----- Task data

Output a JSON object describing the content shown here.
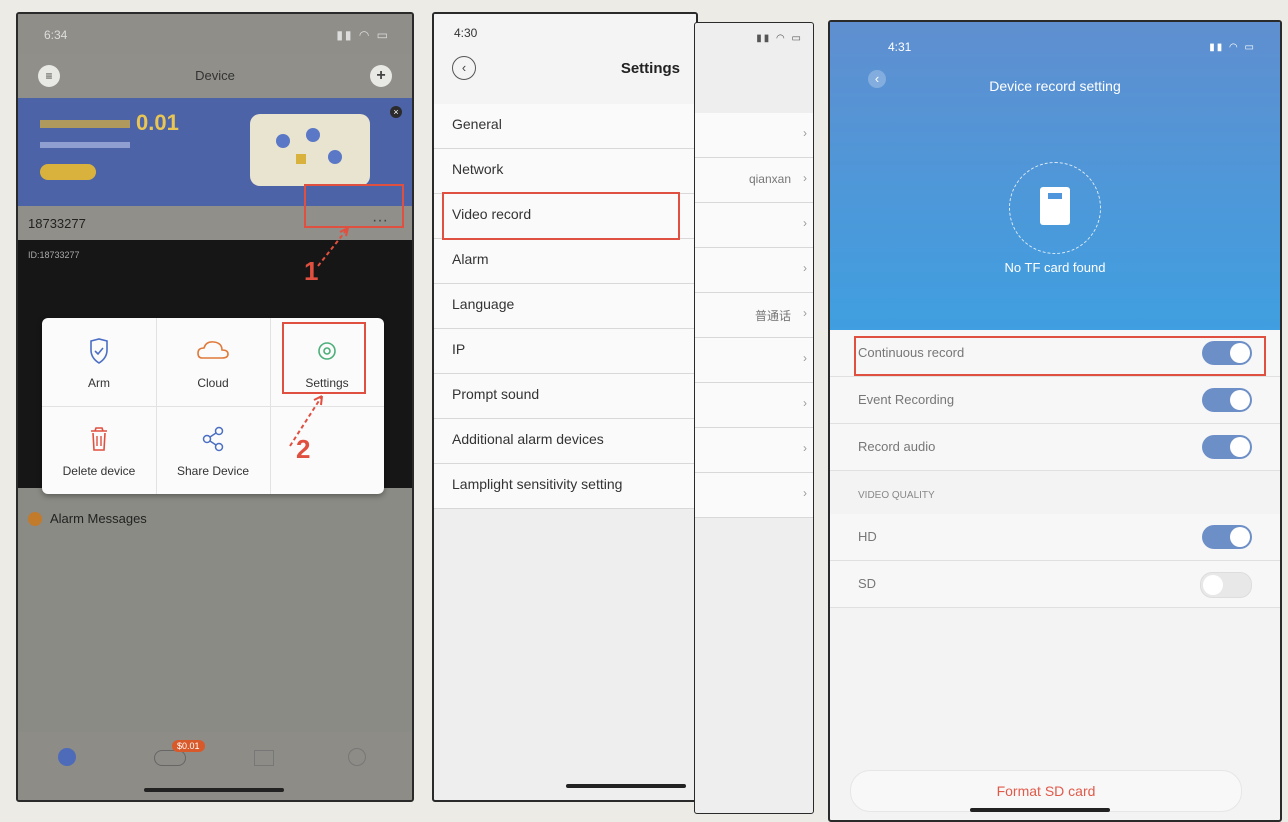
{
  "phone1": {
    "status": {
      "time": "6:34",
      "signal_icon": "signal-wifi-battery-icons"
    },
    "header": {
      "title": "Device",
      "menu_icon": "list-icon",
      "add_icon": "plus-icon"
    },
    "banner": {
      "amount": "0.01"
    },
    "device": {
      "id": "18733277",
      "more": "···",
      "camera_id": "ID:18733277"
    },
    "menu": [
      {
        "label": "Arm",
        "icon": "shield-icon"
      },
      {
        "label": "Cloud",
        "icon": "cloud-icon"
      },
      {
        "label": "Settings",
        "icon": "gear-icon"
      },
      {
        "label": "Delete device",
        "icon": "trash-icon"
      },
      {
        "label": "Share Device",
        "icon": "share-icon"
      }
    ],
    "alarm_messages": "Alarm Messages",
    "annotations": {
      "step1": "1",
      "step2": "2"
    },
    "tabbar": {
      "cloud_badge": "$0.01"
    }
  },
  "phone2": {
    "status": {
      "time": "4:30"
    },
    "header": {
      "title": "Settings",
      "back_icon": "back-icon"
    },
    "items": [
      {
        "label": "General",
        "value": ""
      },
      {
        "label": "Network",
        "value": "qianxan"
      },
      {
        "label": "Video record",
        "value": ""
      },
      {
        "label": "Alarm",
        "value": ""
      },
      {
        "label": "Language",
        "value": "普通话"
      },
      {
        "label": "IP",
        "value": ""
      },
      {
        "label": "Prompt sound",
        "value": ""
      },
      {
        "label": "Additional alarm devices",
        "value": ""
      },
      {
        "label": "Lamplight sensitivity setting",
        "value": ""
      }
    ]
  },
  "phone3": {
    "status": {
      "time": "4:31"
    },
    "header": {
      "title": "Device record setting",
      "back_icon": "back-icon"
    },
    "sd_status": "No TF card found",
    "toggles": [
      {
        "label": "Continuous record",
        "on": true
      },
      {
        "label": "Event Recording",
        "on": true
      },
      {
        "label": "Record audio",
        "on": true
      }
    ],
    "quality_section": "VIDEO QUALITY",
    "quality": [
      {
        "label": "HD",
        "on": true
      },
      {
        "label": "SD",
        "on": false
      }
    ],
    "format_button": "Format SD card"
  },
  "colors": {
    "highlight": "#e05040",
    "toggle_on": "#6d8fc7",
    "header_blue": "#4f96dc"
  }
}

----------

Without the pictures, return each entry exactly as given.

Output a JSON object describing the content shown here.
{
  "phone1": {
    "status": {
      "time": "6:34",
      "signal_icon": "signal-wifi-battery-icons"
    },
    "header": {
      "title": "Device",
      "menu_icon": "list-icon",
      "add_icon": "plus-icon"
    },
    "banner": {
      "amount": "0.01"
    },
    "device": {
      "id": "18733277",
      "more": "···",
      "camera_id": "ID:18733277"
    },
    "menu": [
      {
        "label": "Arm",
        "icon": "shield-icon"
      },
      {
        "label": "Cloud",
        "icon": "cloud-icon"
      },
      {
        "label": "Settings",
        "icon": "gear-icon"
      },
      {
        "label": "Delete device",
        "icon": "trash-icon"
      },
      {
        "label": "Share Device",
        "icon": "share-icon"
      }
    ],
    "alarm_messages": "Alarm Messages",
    "annotations": {
      "step1": "1",
      "step2": "2"
    },
    "tabbar": {
      "cloud_badge": "$0.01"
    }
  },
  "phone2": {
    "status": {
      "time": "4:30"
    },
    "header": {
      "title": "Settings",
      "back_icon": "back-icon"
    },
    "items": [
      {
        "label": "General",
        "value": ""
      },
      {
        "label": "Network",
        "value": "qianxan"
      },
      {
        "label": "Video record",
        "value": ""
      },
      {
        "label": "Alarm",
        "value": ""
      },
      {
        "label": "Language",
        "value": "普通话"
      },
      {
        "label": "IP",
        "value": ""
      },
      {
        "label": "Prompt sound",
        "value": ""
      },
      {
        "label": "Additional alarm devices",
        "value": ""
      },
      {
        "label": "Lamplight sensitivity setting",
        "value": ""
      }
    ]
  },
  "phone3": {
    "status": {
      "time": "4:31"
    },
    "header": {
      "title": "Device record setting",
      "back_icon": "back-icon"
    },
    "sd_status": "No TF card found",
    "toggles": [
      {
        "label": "Continuous record",
        "on": true
      },
      {
        "label": "Event Recording",
        "on": true
      },
      {
        "label": "Record audio",
        "on": true
      }
    ],
    "quality_section": "VIDEO QUALITY",
    "quality": [
      {
        "label": "HD",
        "on": true
      },
      {
        "label": "SD",
        "on": false
      }
    ],
    "format_button": "Format SD card"
  },
  "colors": {
    "highlight": "#e05040",
    "toggle_on": "#6d8fc7",
    "header_blue": "#4f96dc"
  }
}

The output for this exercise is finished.